● **EXERCISE AIM**
Return, verbatim and in full, the records that follow, but not their pictures.

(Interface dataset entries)
####################

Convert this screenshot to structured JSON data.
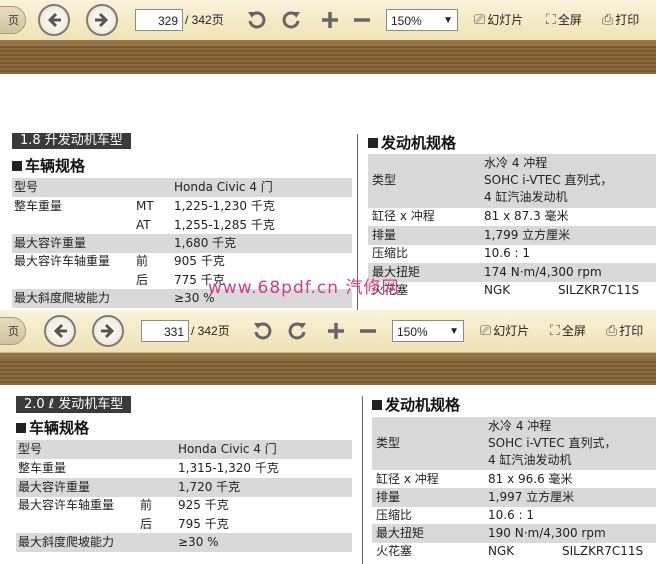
{
  "viewer1": {
    "toolbar": {
      "prev_tab": "页",
      "page": "329",
      "total": "/ 342页",
      "zoom": "150%",
      "slideshow": "幻灯片",
      "fullscreen": "全屏",
      "print": "打印"
    }
  },
  "viewer2": {
    "toolbar": {
      "prev_tab": "页",
      "page": "331",
      "total": "/ 342页",
      "zoom": "150%",
      "slideshow": "幻灯片",
      "fullscreen": "全屏",
      "print": "打印"
    }
  },
  "sheet1": {
    "model_title": "1.8 升发动机车型",
    "vehicle_header": "车辆规格",
    "engine_header": "发动机规格",
    "vehicle": {
      "type_label": "型号",
      "type_value": "Honda Civic 4 门",
      "weight_label": "整车重量",
      "mt": "MT",
      "mt_value": "1,225-1,230 千克",
      "at": "AT",
      "at_value": "1,255-1,285 千克",
      "max_weight_label": "最大容许重量",
      "max_weight_value": "1,680 千克",
      "axle_label": "最大容许车轴重量",
      "front": "前",
      "front_value": "905 千克",
      "rear": "后",
      "rear_value": "775 千克",
      "grade_label": "最大斜度爬坡能力",
      "grade_value": "≥30 %"
    },
    "engine": {
      "type_label": "类型",
      "type_l1": "水冷 4 冲程",
      "type_l2": "SOHC i-VTEC 直列式，",
      "type_l3": "4 缸汽油发动机",
      "bore_label": "缸径 x 冲程",
      "bore_value": "81 x 87.3 毫米",
      "disp_label": "排量",
      "disp_value": "1,799 立方厘米",
      "comp_label": "压缩比",
      "comp_value": "10.6 : 1",
      "torque_label": "最大扭矩",
      "torque_value": "174 N·m/4,300 rpm",
      "plug_label": "火花塞",
      "plug_brand": "NGK",
      "plug_value": "SILZKR7C11S"
    }
  },
  "sheet2": {
    "model_title": "2.0 ℓ 发动机车型",
    "vehicle_header": "车辆规格",
    "engine_header": "发动机规格",
    "vehicle": {
      "type_label": "型号",
      "type_value": "Honda Civic 4 门",
      "weight_label": "整车重量",
      "weight_value": "1,315-1,320 千克",
      "max_weight_label": "最大容许重量",
      "max_weight_value": "1,720 千克",
      "axle_label": "最大容许车轴重量",
      "front": "前",
      "front_value": "925 千克",
      "rear": "后",
      "rear_value": "795 千克",
      "grade_label": "最大斜度爬坡能力",
      "grade_value": "≥30 %"
    },
    "engine": {
      "type_label": "类型",
      "type_l1": "水冷 4 冲程",
      "type_l2": "SOHC i-VTEC 直列式，",
      "type_l3": "4 缸汽油发动机",
      "bore_label": "缸径 x 冲程",
      "bore_value": "81 x 96.6 毫米",
      "disp_label": "排量",
      "disp_value": "1,997 立方厘米",
      "comp_label": "压缩比",
      "comp_value": "10.6 : 1",
      "torque_label": "最大扭矩",
      "torque_value": "190 N·m/4,300 rpm",
      "plug_label": "火花塞",
      "plug_brand": "NGK",
      "plug_value": "SILZKR7C11S"
    }
  },
  "watermark": "www.68pdf.cn 汽修网"
}
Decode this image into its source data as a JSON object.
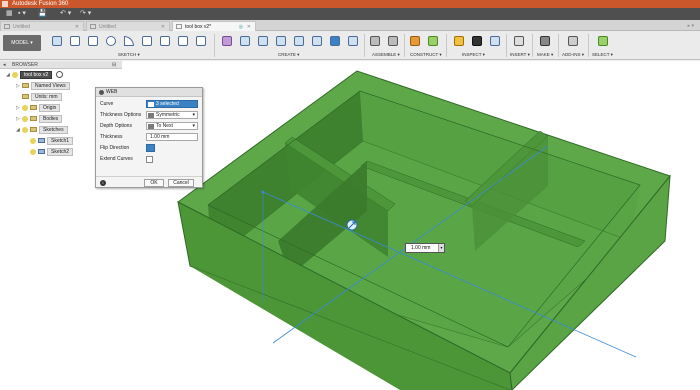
{
  "app": {
    "title": "Autodesk Fusion 360"
  },
  "quick_access": {
    "file_menu": "▪ ▾",
    "save": "💾",
    "undo": "↶ ▾",
    "redo": "↷ ▾"
  },
  "tabs": [
    {
      "label": "Untitled"
    },
    {
      "label": "Untitled"
    },
    {
      "label": "tool box v2*"
    }
  ],
  "ribbon": {
    "mode": "MODEL ▾",
    "groups": {
      "sketch": "SKETCH ▾",
      "create": "CREATE ▾",
      "assemble": "ASSEMBLE ▾",
      "construct": "CONSTRUCT ▾",
      "inspect": "INSPECT ▾",
      "insert": "INSERT ▾",
      "make": "MAKE ▾",
      "addins": "ADD-INS ▾",
      "select": "SELECT ▾"
    }
  },
  "browser": {
    "header": "BROWSER",
    "root": "tool box v2",
    "items": [
      {
        "label": "Named Views"
      },
      {
        "label": "Units: mm"
      },
      {
        "label": "Origin"
      },
      {
        "label": "Bodies"
      },
      {
        "label": "Sketches"
      },
      {
        "label": "Sketch1"
      },
      {
        "label": "Sketch2"
      }
    ]
  },
  "dialog": {
    "title": "WEB",
    "rows": {
      "curve_label": "Curve",
      "curve_value": "3 selected",
      "thickness_options_label": "Thickness Options",
      "thickness_options_value": "Symmetric",
      "depth_options_label": "Depth Options",
      "depth_options_value": "To Next",
      "thickness_label": "Thickness",
      "thickness_value": "1.00 mm",
      "flip_label": "Flip Direction",
      "extend_label": "Extend Curves"
    },
    "ok": "OK",
    "cancel": "Cancel"
  },
  "canvas_input": {
    "value": "1.00 mm"
  },
  "colors": {
    "body_green": "#4e9a3a",
    "titlebar": "#c9572b",
    "selection_blue": "#3b82c4"
  }
}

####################

● **SOLVED PROBLEM**
Convert this screenshot to structured JSON data.
{
  "viewer1": {
    "toolbar": {
      "prev_tab": "页",
      "page": "329",
      "total": "/ 342页",
      "zoom": "150%",
      "slideshow": "幻灯片",
      "fullscreen": "全屏",
      "print": "打印"
    }
  },
  "viewer2": {
    "toolbar": {
      "prev_tab": "页",
      "page": "331",
      "total": "/ 342页",
      "zoom": "150%",
      "slideshow": "幻灯片",
      "fullscreen": "全屏",
      "print": "打印"
    }
  },
  "sheet1": {
    "model_title": "1.8 升发动机车型",
    "vehicle_header": "车辆规格",
    "engine_header": "发动机规格",
    "vehicle": {
      "type_label": "型号",
      "type_value": "Honda Civic 4 门",
      "weight_label": "整车重量",
      "mt": "MT",
      "mt_value": "1,225-1,230 千克",
      "at": "AT",
      "at_value": "1,255-1,285 千克",
      "max_weight_label": "最大容许重量",
      "max_weight_value": "1,680 千克",
      "axle_label": "最大容许车轴重量",
      "front": "前",
      "front_value": "905 千克",
      "rear": "后",
      "rear_value": "775 千克",
      "grade_label": "最大斜度爬坡能力",
      "grade_value": "≥30 %"
    },
    "engine": {
      "type_label": "类型",
      "type_l1": "水冷 4 冲程",
      "type_l2": "SOHC i-VTEC 直列式，",
      "type_l3": "4 缸汽油发动机",
      "bore_label": "缸径 x 冲程",
      "bore_value": "81 x 87.3 毫米",
      "disp_label": "排量",
      "disp_value": "1,799 立方厘米",
      "comp_label": "压缩比",
      "comp_value": "10.6 : 1",
      "torque_label": "最大扭矩",
      "torque_value": "174 N·m/4,300 rpm",
      "plug_label": "火花塞",
      "plug_brand": "NGK",
      "plug_value": "SILZKR7C11S"
    }
  },
  "sheet2": {
    "model_title": "2.0 ℓ 发动机车型",
    "vehicle_header": "车辆规格",
    "engine_header": "发动机规格",
    "vehicle": {
      "type_label": "型号",
      "type_value": "Honda Civic 4 门",
      "weight_label": "整车重量",
      "weight_value": "1,315-1,320 千克",
      "max_weight_label": "最大容许重量",
      "max_weight_value": "1,720 千克",
      "axle_label": "最大容许车轴重量",
      "front": "前",
      "front_value": "925 千克",
      "rear": "后",
      "rear_value": "795 千克",
      "grade_label": "最大斜度爬坡能力",
      "grade_value": "≥30 %"
    },
    "engine": {
      "type_label": "类型",
      "type_l1": "水冷 4 冲程",
      "type_l2": "SOHC i-VTEC 直列式，",
      "type_l3": "4 缸汽油发动机",
      "bore_label": "缸径 x 冲程",
      "bore_value": "81 x 96.6 毫米",
      "disp_label": "排量",
      "disp_value": "1,997 立方厘米",
      "comp_label": "压缩比",
      "comp_value": "10.6 : 1",
      "torque_label": "最大扭矩",
      "torque_value": "190 N·m/4,300 rpm",
      "plug_label": "火花塞",
      "plug_brand": "NGK",
      "plug_value": "SILZKR7C11S"
    }
  },
  "watermark": "www.68pdf.cn 汽修网"
}
Decode this image into its source data as a JSON object.
{
  "app": {
    "title": "Autodesk Fusion 360"
  },
  "quick_access": {
    "file_menu": "▪ ▾",
    "save": "💾",
    "undo": "↶ ▾",
    "redo": "↷ ▾"
  },
  "tabs": [
    {
      "label": "Untitled"
    },
    {
      "label": "Untitled"
    },
    {
      "label": "tool box v2*"
    }
  ],
  "ribbon": {
    "mode": "MODEL ▾",
    "groups": {
      "sketch": "SKETCH ▾",
      "create": "CREATE ▾",
      "assemble": "ASSEMBLE ▾",
      "construct": "CONSTRUCT ▾",
      "inspect": "INSPECT ▾",
      "insert": "INSERT ▾",
      "make": "MAKE ▾",
      "addins": "ADD-INS ▾",
      "select": "SELECT ▾"
    }
  },
  "browser": {
    "header": "BROWSER",
    "root": "tool box v2",
    "items": [
      {
        "label": "Named Views"
      },
      {
        "label": "Units: mm"
      },
      {
        "label": "Origin"
      },
      {
        "label": "Bodies"
      },
      {
        "label": "Sketches"
      },
      {
        "label": "Sketch1"
      },
      {
        "label": "Sketch2"
      }
    ]
  },
  "dialog": {
    "title": "WEB",
    "rows": {
      "curve_label": "Curve",
      "curve_value": "3 selected",
      "thickness_options_label": "Thickness Options",
      "thickness_options_value": "Symmetric",
      "depth_options_label": "Depth Options",
      "depth_options_value": "To Next",
      "thickness_label": "Thickness",
      "thickness_value": "1.00 mm",
      "flip_label": "Flip Direction",
      "extend_label": "Extend Curves"
    },
    "ok": "OK",
    "cancel": "Cancel"
  },
  "canvas_input": {
    "value": "1.00 mm"
  },
  "colors": {
    "body_green": "#4e9a3a",
    "titlebar": "#c9572b",
    "selection_blue": "#3b82c4"
  }
}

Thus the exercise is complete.